**Assignment:** Listed below are entries; give the number of lines among them that include "check", and only that number.

[Source data]
====================

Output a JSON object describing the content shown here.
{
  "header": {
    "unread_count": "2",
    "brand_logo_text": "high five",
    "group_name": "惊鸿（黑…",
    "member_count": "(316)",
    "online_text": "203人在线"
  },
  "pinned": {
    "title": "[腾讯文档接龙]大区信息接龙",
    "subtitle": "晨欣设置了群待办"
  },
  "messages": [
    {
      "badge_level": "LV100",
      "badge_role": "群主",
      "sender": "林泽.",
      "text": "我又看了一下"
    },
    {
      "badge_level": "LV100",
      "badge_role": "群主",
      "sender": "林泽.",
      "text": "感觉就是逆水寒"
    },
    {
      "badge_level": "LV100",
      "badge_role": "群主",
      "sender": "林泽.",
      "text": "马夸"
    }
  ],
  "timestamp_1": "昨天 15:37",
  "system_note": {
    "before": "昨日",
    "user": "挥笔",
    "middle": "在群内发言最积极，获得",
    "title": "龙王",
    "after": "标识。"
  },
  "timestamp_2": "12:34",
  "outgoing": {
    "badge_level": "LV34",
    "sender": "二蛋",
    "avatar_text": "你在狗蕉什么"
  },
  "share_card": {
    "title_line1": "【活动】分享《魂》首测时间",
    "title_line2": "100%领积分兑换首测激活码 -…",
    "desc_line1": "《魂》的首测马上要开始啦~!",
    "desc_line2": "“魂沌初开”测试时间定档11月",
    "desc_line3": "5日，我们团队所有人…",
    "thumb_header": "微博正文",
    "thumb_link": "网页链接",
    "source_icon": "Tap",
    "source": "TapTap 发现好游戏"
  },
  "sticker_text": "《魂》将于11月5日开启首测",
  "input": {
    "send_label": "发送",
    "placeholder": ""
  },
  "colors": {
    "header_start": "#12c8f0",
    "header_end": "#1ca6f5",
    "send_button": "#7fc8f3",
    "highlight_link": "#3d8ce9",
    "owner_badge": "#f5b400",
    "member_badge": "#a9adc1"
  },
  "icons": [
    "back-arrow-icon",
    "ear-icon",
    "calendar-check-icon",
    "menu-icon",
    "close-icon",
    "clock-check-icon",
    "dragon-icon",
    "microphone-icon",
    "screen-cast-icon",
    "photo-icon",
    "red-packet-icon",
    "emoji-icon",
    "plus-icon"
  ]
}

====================

**Task answer:** 2